Source: ‘Delimitation to ensure 2018 poll credibility’ – NewsDay Zimbabwe July 13, 2017

Zimbabwe Electoral Commission’s (Zec) failure to conduct a proper delimitation exercise ahead of the 2018 elections will cast doubt on the credibility and legitimacy of the results, legislative watchdog, Veritas has said.


The last delimitation exercise was done ahead of the 2008 elections, conducted in terms of the old constitution and based on the Registrar-General’s voters’ roll and the opposition described the exercise as biased in favour of Zanu PF.

Zec allocated 143 constituencies to communal lands and the remaining 67 to urban and peri-urban areas from the 210 contested seats.
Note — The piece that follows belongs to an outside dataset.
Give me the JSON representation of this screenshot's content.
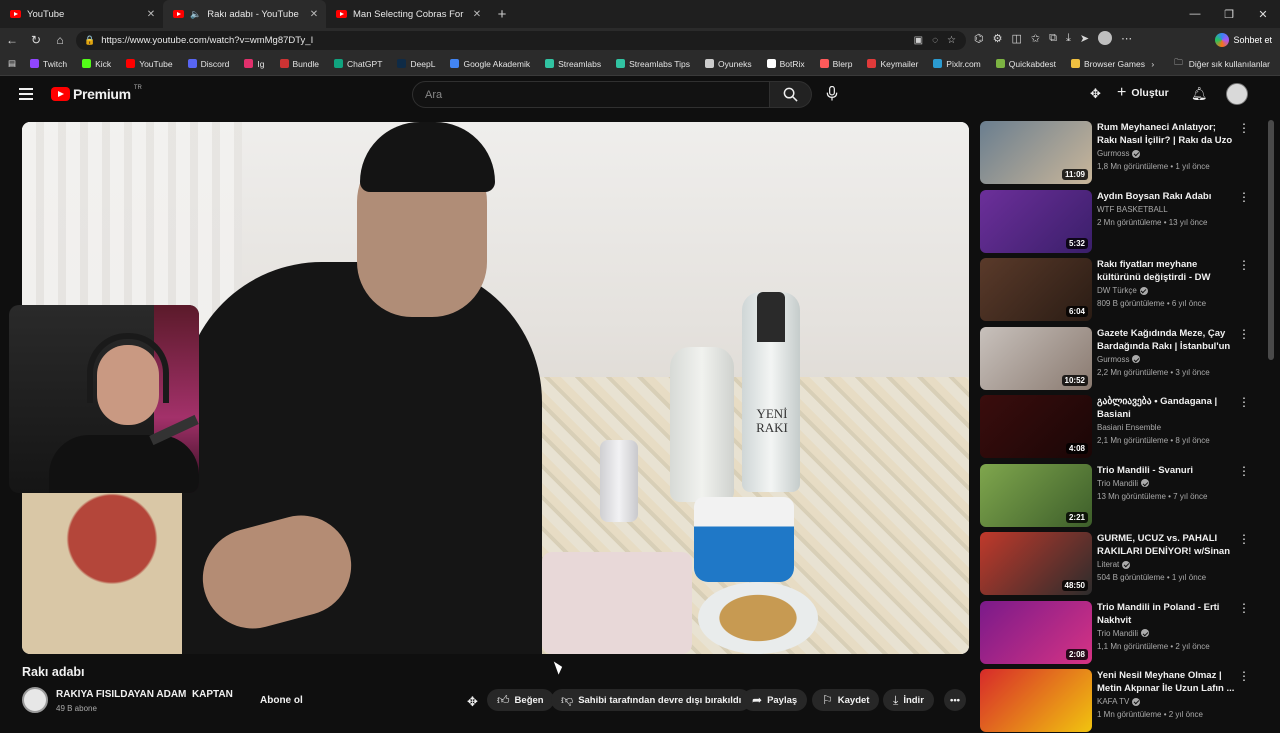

The opposition parties queried the outcome, arguing this was a deliberate plan, as Zanu PF had since independence received its main support from rural areas.

“Failure to conduct a proper delimitation before the 2018 election, is likely to affect the credibility and legitimacy of the electoral outcome,” Veritas said in a commentary

“There was cause for concern that the electoral boundaries in the 2013 elections were not accurate or representative of the voter population distribution.

“That risk will be higher in the 2018 elections. The object of delimitations is to ensure that each person’s vote is equal to every other person’s vote.”

Zec has said it does not intend to conduct a new delimitation of constituencies and wards for the 2018 elections and will conduct the elections on the basis of the constituencies and wards gazetted ahead of the 2008 elections.

According to section 161(1) of the Constitution, delimitation must take place “once every 10 years, on a date or within a period fixed by the commission”.
This, Veritas said, should be done after a population census.

The last census was held in 2012, and Veritas advised Zec to conduct a new delimitation exercise – the first under a new Constitution. Veritas said this is necessary to guarantee poll credibility.

“If there are significant differences in the number of voters in each constituency, the votes cast by voters in constituencies with fewer voters will count for more than the votes cast in constituencies with larger numbers of voters.

“Delay in holding a new delimitation may mean that constituencies and wards vary by more than the 20% difference prescribed by the Constitution, resulting in court challenges,” Veritas argued.